We must come to the Word as if heaven and hell are on the line, because they are. And we must remember that our goal is not just to hear – it is to really, truly listen.

Recommendations for Listening

Christopher Ash literally wrote the book on listening to sermons.[2] Let me conclude with his 7 Ways to Become a Better Sermon Listener.[3]

  1. Expect God to Speak - Come with an expectant heart and ready to listen to the Words of the Living God.
  2. Admit God Knows Better Than You Do – We need to sit humbly under the Word, not in judgment over it.
  3. Make Sure the Preacher Says What the Passage Says – Every sermon should simply expose what is already there. Ask yourself if you see what is there.
  4. Hear the Sermon in Church – A sermon is how God shapes a community together.
  5. Be There Week by Week – Be on site and not distracted. Be ready to listen and be fully present.
  6. Do What the Bible Says – Consider every week what God is calling you to do.
  7. Rejoice – Be thankful that God granted you grace to know Him and to know about Him.

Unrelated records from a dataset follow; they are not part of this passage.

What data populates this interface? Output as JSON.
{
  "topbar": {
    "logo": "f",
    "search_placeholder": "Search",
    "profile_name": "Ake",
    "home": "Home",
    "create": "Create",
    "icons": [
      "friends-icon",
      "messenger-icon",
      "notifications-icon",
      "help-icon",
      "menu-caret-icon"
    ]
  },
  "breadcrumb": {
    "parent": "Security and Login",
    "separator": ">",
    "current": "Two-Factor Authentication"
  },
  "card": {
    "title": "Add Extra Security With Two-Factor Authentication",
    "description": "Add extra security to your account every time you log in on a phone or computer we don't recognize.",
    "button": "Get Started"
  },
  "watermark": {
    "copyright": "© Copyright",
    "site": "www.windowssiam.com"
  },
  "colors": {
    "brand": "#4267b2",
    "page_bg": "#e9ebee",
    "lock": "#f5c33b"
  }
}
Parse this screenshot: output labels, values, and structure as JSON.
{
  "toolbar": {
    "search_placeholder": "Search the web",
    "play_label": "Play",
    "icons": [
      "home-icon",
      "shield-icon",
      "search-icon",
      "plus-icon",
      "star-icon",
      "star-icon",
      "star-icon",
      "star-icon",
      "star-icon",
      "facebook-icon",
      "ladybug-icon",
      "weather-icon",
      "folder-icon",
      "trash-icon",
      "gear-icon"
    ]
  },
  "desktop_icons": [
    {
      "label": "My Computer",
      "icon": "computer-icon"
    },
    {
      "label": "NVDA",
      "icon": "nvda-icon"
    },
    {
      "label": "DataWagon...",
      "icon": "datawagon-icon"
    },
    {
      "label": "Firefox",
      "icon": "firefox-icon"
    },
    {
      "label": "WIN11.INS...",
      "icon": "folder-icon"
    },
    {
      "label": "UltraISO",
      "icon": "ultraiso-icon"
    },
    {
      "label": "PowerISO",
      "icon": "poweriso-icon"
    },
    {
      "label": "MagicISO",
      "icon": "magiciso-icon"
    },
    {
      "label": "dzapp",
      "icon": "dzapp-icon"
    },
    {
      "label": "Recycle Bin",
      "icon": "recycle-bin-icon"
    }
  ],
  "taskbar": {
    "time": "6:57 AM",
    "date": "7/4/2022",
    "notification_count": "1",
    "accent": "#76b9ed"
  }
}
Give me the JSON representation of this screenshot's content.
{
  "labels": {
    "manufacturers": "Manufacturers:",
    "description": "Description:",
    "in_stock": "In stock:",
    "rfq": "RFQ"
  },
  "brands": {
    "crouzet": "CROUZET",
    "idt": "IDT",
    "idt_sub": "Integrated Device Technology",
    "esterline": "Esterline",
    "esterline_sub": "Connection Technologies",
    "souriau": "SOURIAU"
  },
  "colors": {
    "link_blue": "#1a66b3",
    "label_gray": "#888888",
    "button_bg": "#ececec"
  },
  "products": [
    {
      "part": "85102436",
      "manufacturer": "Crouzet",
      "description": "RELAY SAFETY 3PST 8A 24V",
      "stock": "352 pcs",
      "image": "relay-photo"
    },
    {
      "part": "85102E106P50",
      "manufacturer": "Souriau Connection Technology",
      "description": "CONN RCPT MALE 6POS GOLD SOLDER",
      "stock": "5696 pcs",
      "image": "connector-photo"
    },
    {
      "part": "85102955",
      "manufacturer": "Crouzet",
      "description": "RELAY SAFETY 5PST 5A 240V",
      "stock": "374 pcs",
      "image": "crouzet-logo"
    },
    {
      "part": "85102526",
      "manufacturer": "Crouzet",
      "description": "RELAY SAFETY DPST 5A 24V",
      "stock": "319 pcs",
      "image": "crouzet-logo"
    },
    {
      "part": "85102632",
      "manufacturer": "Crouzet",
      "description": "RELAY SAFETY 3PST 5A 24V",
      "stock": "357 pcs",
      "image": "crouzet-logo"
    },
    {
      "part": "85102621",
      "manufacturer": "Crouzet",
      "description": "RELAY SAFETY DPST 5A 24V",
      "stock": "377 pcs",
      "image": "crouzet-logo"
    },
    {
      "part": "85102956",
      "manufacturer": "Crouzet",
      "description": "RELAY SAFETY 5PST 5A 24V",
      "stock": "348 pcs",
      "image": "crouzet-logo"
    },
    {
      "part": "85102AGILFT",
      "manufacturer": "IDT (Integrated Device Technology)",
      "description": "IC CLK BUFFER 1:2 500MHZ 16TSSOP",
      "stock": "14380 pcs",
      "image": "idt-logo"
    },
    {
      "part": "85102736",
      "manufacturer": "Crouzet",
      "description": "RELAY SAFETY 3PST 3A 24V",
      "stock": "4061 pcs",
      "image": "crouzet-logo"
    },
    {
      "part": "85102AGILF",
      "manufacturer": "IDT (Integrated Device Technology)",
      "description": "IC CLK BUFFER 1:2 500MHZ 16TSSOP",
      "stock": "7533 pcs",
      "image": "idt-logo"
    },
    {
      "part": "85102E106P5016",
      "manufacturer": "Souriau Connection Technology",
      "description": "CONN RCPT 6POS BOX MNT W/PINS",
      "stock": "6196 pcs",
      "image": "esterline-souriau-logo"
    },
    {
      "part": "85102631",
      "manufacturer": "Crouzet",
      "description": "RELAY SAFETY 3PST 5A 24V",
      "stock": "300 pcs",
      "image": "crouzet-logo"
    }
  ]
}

Ash continues: “Be glad God caused the Bible to be written exactly as he wanted. Be glad for the good news of all he’s given us in Christ. If you are a believer, be glad your name is written in heaven. Let each time you sit with your covenant family in Christ listening to a sermon be a time of fresh repentance, fresh reliance, and fresh obedience to your King.”

Preaching is the powerful mingling of gravity and gladness.

When we gather together in worship, and as we listen to the Bible, we are affirming what we believe. But we are also longing for more. More of what? More of God.

When you come with a ready heart, in the assembly of people hungry to hear, and when you come and hear the Word of God explained with clarity and power – something happens.

You see a glimpse of glory. You feel the power of the Spirit. And you know “surely God is in this place.”

So, let us come to worship to see the glory of God through the preaching of the Word.







© College Park Church


Permissions: You are permitted and encouraged to reproduce this material in any format provided that you do not alter the content in any way and do not charge a fee beyond the cost of reproduction.  Please include the following statement on any distributed copy:  by Mark Vroegop. © College Park Church - Indianapolis, Indiana.


[1] Ligon Duncan, “The Nature and Benefits of Scripture,” in The Inerrant Word, ed. John MacArthur (Wheaton, IL: Crossway, 2016), 100.